By: James Croweler
Microsoft have revealed more details of their Dynamics 365 licencing to partners this week. A huge 173 page presentation gave us all a lot to think about as we try to understand the future and how it will affect our prospects and customers.
One obvious conclusion from it all is that the ‘Enterprise’ plans are a lot more well developed than the SMB focused ‘Business’ ones at this point. My other conclusion is that the Business edition will need to evolve considerably to be a success.
With Enterprise, at least on the slides you know that the applications listed such as Field Service and Project Service are there and available. Even Operations in the form of Dynamics AX 7 has come a long way down the road by reaching general availability this year. Yes, I know the integration story still has a way to go and that PowerApps and certainly the Common Data Model are not there as Microsoft would like them yet. But at least a company in the market today could look at what is there, understand what it will be, and start to plan around it.
In the SMB space though the plan is much more confusing. There are slides showing sales and marketing apps which are coming next spring and apparently are based on a ‘simplified’ version of Dynamics CRM. There is something described as ‘Financials’ which is the released version of Project Madeira, itself a simplified version of Dynamics NAV. And that’s it apparently, apart from the surround applications such as Power BI, PowerApps, Microsoft Flow, etc.
And Microsoft’s description of Business is that it is aimed at companies with between 10 and 250 employees, so we are not talking micro businesses here. These are businesses that are looking to upgrade from QuickBooks, Sage 50, and the like according to the Dynamics SMB management team.
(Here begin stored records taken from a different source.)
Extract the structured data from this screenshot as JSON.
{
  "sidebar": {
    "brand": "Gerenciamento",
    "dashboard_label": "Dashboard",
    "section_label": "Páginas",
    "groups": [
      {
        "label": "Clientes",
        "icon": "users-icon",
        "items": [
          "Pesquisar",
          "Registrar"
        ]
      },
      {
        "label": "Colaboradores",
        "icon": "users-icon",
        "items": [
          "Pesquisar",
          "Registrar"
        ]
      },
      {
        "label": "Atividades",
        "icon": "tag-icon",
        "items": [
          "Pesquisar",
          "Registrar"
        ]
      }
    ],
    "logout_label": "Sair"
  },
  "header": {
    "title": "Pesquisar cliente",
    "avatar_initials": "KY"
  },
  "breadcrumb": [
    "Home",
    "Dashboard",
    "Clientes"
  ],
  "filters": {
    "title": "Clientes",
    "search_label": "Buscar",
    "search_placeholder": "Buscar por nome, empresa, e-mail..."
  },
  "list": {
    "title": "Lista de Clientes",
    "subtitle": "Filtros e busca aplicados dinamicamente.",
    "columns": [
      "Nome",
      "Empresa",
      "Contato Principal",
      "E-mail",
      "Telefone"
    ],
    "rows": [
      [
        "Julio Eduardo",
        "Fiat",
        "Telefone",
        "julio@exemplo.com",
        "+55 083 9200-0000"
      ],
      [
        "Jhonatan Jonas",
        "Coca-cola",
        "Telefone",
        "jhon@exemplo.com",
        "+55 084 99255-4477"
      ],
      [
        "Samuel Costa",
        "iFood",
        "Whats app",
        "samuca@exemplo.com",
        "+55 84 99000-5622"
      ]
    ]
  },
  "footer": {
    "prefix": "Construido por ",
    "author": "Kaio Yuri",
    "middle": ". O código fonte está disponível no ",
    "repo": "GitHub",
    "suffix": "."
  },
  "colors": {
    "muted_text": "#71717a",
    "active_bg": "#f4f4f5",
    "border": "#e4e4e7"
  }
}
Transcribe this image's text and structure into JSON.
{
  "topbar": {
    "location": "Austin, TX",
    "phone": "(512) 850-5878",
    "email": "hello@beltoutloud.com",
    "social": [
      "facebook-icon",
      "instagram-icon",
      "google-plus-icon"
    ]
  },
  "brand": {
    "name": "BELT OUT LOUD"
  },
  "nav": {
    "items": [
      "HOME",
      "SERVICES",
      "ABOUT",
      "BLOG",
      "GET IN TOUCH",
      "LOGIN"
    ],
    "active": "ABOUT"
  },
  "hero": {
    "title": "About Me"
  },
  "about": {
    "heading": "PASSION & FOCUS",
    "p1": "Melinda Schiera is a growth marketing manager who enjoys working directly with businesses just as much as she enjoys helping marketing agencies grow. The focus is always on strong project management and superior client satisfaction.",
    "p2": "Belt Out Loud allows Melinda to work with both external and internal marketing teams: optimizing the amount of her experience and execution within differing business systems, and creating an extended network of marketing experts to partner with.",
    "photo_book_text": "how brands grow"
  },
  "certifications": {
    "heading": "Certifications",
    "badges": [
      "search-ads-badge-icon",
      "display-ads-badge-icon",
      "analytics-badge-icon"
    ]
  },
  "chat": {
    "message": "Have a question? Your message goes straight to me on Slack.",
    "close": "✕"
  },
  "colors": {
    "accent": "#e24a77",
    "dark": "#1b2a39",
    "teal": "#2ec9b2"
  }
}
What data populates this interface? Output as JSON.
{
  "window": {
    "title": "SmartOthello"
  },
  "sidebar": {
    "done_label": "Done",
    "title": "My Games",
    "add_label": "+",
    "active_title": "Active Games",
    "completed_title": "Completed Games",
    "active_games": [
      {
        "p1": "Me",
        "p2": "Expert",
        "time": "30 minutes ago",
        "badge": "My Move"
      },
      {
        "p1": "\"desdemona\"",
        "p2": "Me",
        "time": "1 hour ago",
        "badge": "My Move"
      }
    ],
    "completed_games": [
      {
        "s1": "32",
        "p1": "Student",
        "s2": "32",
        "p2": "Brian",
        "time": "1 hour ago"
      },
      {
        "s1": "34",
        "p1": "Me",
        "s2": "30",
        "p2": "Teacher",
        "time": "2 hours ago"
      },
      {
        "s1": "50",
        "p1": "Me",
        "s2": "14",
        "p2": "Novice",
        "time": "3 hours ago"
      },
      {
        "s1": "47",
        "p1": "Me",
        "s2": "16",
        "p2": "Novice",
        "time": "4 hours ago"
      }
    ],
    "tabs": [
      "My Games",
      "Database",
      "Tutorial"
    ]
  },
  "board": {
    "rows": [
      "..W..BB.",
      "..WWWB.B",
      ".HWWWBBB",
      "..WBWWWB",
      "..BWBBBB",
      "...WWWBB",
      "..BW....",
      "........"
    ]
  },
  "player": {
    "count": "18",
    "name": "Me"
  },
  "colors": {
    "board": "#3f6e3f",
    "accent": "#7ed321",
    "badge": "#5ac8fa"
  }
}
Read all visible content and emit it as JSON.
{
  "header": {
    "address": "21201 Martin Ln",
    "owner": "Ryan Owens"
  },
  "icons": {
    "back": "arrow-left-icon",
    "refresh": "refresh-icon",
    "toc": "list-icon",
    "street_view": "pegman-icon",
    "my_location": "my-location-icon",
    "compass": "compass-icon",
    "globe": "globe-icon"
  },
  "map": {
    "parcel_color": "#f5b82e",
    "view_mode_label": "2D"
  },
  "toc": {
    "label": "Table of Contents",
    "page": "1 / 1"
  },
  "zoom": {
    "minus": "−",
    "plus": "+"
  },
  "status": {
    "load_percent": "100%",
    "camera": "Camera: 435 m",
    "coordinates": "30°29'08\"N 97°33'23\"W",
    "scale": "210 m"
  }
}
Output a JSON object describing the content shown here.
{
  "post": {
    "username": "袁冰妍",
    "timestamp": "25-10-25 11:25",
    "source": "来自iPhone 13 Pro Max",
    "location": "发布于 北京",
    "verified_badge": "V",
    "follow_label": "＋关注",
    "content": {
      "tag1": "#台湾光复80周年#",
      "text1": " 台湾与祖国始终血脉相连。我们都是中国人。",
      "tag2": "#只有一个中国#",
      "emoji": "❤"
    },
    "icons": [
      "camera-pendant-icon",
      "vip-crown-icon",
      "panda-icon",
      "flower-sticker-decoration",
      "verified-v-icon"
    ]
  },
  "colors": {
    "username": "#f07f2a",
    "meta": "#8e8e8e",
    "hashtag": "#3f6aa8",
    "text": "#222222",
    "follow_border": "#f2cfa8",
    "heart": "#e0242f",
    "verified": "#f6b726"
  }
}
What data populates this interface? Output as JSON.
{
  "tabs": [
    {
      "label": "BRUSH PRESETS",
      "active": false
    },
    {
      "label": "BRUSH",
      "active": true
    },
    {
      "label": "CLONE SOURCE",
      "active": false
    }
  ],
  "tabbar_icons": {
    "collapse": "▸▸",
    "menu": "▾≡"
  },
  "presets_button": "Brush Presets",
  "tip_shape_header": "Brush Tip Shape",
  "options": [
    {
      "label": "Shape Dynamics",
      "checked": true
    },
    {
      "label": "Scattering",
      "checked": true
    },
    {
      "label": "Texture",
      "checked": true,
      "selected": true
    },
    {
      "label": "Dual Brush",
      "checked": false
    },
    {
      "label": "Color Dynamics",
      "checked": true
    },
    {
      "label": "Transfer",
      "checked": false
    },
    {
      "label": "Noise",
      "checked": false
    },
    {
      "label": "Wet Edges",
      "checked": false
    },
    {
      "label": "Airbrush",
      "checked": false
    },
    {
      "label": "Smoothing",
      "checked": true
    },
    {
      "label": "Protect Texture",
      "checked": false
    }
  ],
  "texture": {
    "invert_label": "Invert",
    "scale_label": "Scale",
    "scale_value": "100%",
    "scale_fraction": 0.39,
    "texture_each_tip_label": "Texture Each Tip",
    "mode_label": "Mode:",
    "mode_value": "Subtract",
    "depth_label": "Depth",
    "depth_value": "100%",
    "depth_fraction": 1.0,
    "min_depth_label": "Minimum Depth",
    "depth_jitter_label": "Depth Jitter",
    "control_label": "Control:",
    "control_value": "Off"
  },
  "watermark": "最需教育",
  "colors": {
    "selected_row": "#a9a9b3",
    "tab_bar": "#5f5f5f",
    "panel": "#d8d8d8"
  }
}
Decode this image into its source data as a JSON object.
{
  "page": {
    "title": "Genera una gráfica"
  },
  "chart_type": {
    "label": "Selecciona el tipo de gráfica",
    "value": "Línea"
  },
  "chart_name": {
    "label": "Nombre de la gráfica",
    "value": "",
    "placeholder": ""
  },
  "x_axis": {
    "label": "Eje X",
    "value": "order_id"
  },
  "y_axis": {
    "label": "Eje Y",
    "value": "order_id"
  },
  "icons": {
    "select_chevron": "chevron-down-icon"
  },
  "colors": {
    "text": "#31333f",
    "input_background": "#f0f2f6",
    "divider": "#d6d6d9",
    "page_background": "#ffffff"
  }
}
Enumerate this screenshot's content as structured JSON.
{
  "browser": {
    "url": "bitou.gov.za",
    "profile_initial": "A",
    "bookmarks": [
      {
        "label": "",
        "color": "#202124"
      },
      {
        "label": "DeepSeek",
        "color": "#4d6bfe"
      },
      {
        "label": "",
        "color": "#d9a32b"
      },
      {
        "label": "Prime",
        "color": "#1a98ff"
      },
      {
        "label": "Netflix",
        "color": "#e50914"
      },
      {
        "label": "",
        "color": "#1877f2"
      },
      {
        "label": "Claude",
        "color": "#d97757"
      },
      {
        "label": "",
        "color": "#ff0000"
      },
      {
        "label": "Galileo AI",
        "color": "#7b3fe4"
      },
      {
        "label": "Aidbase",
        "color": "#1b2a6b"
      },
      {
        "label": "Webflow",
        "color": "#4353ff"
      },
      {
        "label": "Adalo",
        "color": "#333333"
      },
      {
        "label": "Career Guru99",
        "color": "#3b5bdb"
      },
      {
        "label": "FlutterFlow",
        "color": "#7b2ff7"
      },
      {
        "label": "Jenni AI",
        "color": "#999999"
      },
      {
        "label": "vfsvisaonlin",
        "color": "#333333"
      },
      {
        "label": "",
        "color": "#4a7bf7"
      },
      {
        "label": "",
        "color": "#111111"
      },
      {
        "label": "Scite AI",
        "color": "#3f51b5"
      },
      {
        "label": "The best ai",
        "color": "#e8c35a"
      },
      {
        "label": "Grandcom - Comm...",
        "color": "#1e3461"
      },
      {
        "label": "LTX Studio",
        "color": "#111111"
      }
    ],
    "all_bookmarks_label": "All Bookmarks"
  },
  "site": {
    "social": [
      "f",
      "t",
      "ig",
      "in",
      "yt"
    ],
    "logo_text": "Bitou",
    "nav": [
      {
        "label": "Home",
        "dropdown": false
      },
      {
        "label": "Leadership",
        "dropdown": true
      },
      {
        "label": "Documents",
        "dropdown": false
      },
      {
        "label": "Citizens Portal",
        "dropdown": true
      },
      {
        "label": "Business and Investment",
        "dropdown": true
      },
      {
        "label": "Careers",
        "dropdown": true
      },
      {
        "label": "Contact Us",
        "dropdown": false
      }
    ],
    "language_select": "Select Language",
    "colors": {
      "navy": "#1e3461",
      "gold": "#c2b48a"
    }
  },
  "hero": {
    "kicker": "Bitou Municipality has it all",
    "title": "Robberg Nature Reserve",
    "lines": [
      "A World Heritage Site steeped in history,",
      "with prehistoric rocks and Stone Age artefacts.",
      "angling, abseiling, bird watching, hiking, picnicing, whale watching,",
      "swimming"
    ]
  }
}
So let’s not make the mistake of thinking this target market’s needs or wants are at a much simpler level than enterprises’. In fact, in my experience SMBs find it easier to adapt to more complex and sophisticated elements. The lower number of people at both decision making and user levels mean the change management and education required is so much lower. They can evaluate, make a decision, and start on the project in a morning. They walk into the MD’s office, and if it’s a good idea, then they walk out with authority to get it done. Try that in a corporate environment.
When I look at the systems in some of the FTSE100 clients we have, they are light years behind a whole host of our mid-market clients and they show no sign of catching up. In our case the software and therefore the capability is the same but the size of the enterprise companies means they just cannot adapt it quickly enough.
The ambition at SMB level is if anything, higher than your multinational. They don’t have the budgets or the people but they know the adaption of right technology means they will be able to spend more time with their family; in the enterprise the decision usually affects someone else. That makes SMBs more demanding and passionate because it affects them personally in a way that a group IT team, just won’t get.
So Microsoft need to make sure that they don’t miss the target with the Dynamics 365 Business Edition, and I’ll use a few examples to highlight how they might if a few of their stated plans become reality.
The Business edition financials is a simplified version of Dynamics NAV and one of the features that has been cut so far is inventory locations. In my experience, knowing the location of inventory is the most common reason for upgrading from Sage 50. If D365BE doesn’t have that, growing SMBs will have to move on to something else. It may seem counterintuitive that a sophisticated function like this is valuable to SMBs, but if anything, it is more important for an SMB to carefully control inventory. After all, they are facing tighter cash flow, lower liquidity, and worse credit terms than Enterprise-scale businesses.
Similarly, in Dynamics CRM they have apps pencilled in for sales and marketing but not service. Having implemented a lot of CRM in the SMB sector since 2005, I know that using cases for queries, helpdesks, or even complaints is as popular as using opportunities is for sales. If fact, I’d go further and say that SMBs that start using Cases are very sticky as CRM customers. When the sales manager changes or the business takes a downturn cutting sales lead CRM or changing to a different system that the new individual prefers is not uncommon in SMB. Once cases are established across the organisation and even through to their customer base however, that system is critical and beyond question.
Don’t misunderstand me, simplicity is important and SMB are not renowned for their patience. That makes me surprised that there is a Marketing app in Business Edition. I would expect that only one in twenty SMBs perseveres with Dynamics CRM’s marketing functions. They don’t have TV campaigns and mass market print ad buys to monitor, so Dynamics Marketing is complete overkill. They do want to create quick email and social media campaigns though, so we frequently use add-ons from the likes of ClickDimensions or Commigator. Sometimes it is as simple as linking their existing MailChimp account to update CRM for unsubscribes. Not standard CRM then, we need to go to a third party to get what they need.
When it comes to bringing Dynamics 365 Business edition to market, the pricing and margins are only one consideration. Unless the core product does what the market expects, it is going to be irrelevant. SMBs qualify on price in the first meeting to make sure it is affordable, then switch to finding which product will do the most for their particular business. Once they have identified that product, they will keep haggling to get the best price, but will almost never switch products during that haggle as they know from experience what having the wrong system will cost them.
So please, Microsoft, put a bit more thought into SMBs beyond price points and don’t just write them off as if anything simple will do.